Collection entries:
════════

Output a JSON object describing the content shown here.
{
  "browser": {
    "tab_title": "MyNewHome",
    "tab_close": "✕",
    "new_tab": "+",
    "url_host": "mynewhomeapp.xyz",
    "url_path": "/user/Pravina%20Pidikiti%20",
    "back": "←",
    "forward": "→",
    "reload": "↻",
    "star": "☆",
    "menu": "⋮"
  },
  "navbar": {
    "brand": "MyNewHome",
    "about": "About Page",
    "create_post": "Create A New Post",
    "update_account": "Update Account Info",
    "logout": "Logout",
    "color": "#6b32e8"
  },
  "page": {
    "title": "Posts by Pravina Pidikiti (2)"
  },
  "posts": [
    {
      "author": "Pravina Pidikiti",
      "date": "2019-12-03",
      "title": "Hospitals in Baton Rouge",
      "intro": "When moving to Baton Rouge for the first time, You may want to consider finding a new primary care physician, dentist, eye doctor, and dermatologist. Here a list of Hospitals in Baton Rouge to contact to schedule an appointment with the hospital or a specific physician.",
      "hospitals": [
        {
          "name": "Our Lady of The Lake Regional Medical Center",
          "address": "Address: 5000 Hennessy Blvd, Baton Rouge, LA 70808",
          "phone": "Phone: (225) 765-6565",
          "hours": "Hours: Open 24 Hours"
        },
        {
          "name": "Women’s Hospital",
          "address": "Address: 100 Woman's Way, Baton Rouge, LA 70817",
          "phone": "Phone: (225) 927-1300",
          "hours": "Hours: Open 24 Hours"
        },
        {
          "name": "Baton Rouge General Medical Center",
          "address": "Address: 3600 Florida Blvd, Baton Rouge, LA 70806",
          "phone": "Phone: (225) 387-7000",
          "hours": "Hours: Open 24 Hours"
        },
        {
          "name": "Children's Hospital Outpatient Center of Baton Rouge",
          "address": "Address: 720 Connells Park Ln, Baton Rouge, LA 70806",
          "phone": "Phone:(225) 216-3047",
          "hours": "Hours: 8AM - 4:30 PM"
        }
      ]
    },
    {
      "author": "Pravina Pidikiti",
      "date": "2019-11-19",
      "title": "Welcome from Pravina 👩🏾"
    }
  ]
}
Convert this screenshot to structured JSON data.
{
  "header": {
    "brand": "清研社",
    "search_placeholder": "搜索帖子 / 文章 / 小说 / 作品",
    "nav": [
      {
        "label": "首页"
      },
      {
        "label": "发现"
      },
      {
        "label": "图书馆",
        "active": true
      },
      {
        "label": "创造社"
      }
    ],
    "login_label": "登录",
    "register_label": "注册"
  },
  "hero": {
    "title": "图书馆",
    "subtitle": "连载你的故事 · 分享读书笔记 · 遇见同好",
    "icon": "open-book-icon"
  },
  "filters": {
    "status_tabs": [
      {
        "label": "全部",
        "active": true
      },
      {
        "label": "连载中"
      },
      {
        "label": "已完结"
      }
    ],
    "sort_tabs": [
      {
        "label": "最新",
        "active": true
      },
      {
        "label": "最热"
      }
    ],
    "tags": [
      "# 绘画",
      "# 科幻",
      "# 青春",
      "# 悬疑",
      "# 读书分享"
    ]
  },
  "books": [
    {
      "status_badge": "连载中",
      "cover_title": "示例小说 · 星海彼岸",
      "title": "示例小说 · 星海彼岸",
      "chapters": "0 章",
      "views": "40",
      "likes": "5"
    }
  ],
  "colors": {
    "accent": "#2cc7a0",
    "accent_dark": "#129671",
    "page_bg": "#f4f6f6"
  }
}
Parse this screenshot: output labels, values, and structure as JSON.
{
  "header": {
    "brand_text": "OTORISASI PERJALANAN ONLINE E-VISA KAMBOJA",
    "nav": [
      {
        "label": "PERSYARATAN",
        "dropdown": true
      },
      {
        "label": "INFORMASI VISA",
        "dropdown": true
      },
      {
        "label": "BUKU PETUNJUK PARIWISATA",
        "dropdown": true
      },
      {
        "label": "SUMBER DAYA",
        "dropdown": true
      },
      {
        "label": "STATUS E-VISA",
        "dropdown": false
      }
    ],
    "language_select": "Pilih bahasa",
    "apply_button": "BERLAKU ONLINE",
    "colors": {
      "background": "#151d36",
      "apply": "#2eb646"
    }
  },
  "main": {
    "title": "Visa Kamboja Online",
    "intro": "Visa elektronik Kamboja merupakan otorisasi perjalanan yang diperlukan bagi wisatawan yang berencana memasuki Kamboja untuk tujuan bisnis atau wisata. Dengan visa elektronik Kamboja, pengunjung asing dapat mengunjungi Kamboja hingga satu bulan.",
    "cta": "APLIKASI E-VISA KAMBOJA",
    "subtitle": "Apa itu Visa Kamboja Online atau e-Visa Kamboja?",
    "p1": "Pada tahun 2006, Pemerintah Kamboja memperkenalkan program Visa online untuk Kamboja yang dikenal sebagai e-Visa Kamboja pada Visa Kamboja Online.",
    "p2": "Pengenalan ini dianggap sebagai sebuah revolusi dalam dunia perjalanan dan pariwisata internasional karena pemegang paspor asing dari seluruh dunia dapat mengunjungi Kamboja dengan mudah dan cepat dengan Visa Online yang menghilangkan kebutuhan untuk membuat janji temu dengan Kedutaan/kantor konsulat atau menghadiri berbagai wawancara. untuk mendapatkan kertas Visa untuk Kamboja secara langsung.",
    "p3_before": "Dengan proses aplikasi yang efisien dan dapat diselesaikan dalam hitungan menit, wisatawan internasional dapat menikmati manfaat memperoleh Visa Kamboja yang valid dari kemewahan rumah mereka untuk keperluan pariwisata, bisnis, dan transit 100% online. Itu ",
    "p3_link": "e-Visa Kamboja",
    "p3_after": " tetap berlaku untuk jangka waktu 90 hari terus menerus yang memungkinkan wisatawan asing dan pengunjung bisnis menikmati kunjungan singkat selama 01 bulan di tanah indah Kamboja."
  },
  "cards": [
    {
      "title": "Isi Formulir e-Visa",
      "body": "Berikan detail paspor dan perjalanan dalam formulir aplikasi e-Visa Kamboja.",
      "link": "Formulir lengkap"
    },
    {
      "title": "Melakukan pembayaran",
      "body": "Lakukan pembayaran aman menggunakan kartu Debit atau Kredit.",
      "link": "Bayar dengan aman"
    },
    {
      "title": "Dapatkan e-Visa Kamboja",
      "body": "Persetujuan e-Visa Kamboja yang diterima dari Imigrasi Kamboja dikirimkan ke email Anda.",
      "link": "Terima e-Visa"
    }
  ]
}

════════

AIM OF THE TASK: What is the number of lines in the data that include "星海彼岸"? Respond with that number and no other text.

PROBLEM SOLUTION: 2